The problem: Only the lines holding the word "moon" are wanted; copy each of them from the listing.

Data section:
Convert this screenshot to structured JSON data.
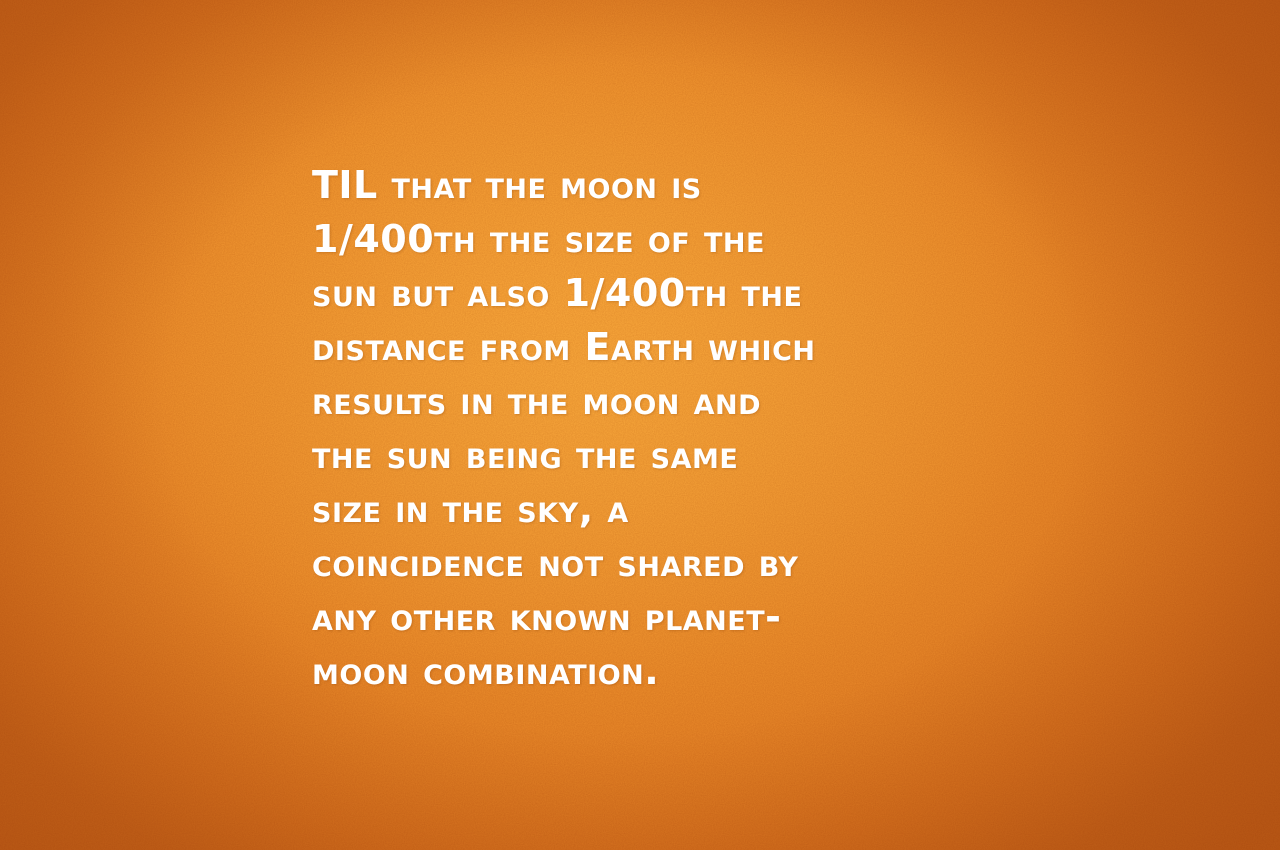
{
  "fact": {
    "lines": [
      "TIL that the moon is",
      "1/400th the size of the",
      "sun but also 1/400th the",
      "distance from Earth which",
      "results in the moon and",
      "the sun being the same",
      "size in the sky, a",
      "coincidence not shared by",
      "any other known planet-",
      "moon combination."
    ]
  },
  "colors": {
    "text": "#ffffff",
    "background": "#e98b2a"
  }
}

Solution to the exercise:
      "TIL that the moon is",
      "results in the moon and",
      "moon combination."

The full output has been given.